* _DATA SUPPLIED_
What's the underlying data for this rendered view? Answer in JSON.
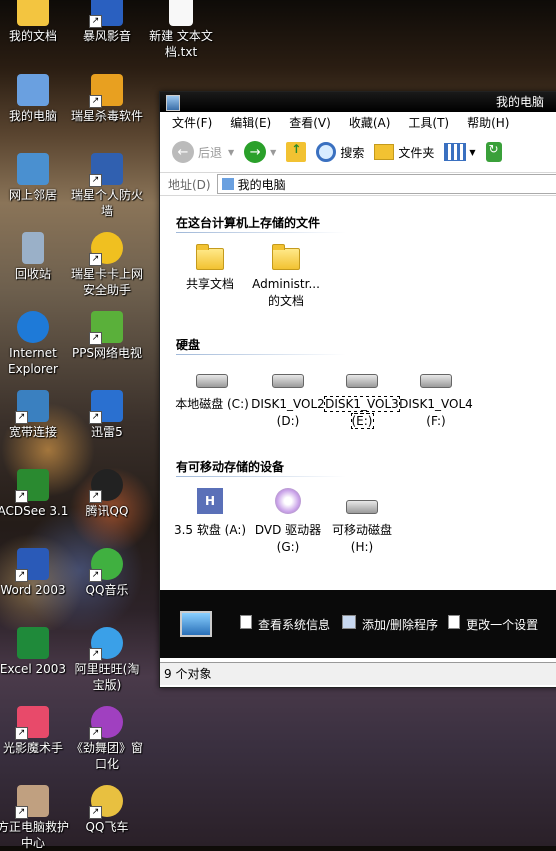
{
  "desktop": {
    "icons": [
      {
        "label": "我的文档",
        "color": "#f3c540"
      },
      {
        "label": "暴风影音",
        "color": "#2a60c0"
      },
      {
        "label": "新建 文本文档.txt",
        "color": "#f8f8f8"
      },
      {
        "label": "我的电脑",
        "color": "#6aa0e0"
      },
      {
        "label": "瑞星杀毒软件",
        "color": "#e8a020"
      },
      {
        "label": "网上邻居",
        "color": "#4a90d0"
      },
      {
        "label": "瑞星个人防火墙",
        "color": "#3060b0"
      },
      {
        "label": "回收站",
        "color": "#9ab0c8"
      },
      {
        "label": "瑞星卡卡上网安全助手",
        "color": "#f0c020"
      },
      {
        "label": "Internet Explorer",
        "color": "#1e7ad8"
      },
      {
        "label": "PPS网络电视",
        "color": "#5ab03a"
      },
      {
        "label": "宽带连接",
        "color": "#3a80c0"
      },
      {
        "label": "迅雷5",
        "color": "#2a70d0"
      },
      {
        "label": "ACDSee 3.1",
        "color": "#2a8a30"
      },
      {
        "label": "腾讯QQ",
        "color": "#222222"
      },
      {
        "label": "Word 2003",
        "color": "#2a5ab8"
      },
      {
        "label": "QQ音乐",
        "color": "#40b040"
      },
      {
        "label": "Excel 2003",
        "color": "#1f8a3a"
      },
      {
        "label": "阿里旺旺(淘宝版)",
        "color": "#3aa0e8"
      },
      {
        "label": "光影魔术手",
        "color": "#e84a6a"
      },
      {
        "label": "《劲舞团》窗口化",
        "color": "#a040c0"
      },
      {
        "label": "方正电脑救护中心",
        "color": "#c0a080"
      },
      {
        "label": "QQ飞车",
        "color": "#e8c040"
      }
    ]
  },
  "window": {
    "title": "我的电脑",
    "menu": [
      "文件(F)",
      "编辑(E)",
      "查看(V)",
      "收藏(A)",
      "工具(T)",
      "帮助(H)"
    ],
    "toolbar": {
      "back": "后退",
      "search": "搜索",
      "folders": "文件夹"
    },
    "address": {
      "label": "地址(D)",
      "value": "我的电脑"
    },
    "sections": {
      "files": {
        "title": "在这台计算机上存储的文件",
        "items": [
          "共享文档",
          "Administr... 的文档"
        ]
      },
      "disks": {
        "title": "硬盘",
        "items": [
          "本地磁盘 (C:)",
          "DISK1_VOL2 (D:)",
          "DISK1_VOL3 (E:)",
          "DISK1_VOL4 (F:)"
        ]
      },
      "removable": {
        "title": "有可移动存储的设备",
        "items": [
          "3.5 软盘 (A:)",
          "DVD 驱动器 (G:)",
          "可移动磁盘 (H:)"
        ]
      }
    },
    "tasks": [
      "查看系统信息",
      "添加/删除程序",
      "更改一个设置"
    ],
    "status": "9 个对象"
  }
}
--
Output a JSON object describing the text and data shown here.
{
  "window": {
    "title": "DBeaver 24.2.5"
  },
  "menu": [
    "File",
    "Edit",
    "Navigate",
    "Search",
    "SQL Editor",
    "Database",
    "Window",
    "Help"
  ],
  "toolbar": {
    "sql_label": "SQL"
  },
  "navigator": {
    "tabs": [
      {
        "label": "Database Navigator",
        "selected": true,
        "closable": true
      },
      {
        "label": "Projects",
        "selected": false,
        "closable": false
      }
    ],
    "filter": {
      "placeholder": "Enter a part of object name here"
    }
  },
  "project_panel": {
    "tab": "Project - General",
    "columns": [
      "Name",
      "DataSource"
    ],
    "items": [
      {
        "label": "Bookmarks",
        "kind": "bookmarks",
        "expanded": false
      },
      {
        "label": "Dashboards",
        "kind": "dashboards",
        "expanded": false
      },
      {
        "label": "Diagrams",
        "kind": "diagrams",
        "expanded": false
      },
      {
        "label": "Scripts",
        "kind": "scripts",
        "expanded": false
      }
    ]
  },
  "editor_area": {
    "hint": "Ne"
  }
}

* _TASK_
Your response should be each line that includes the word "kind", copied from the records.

* _COMPLETED EXERCISE_
        "kind": "bookmarks",
        "kind": "dashboards",
        "kind": "diagrams",
        "kind": "scripts",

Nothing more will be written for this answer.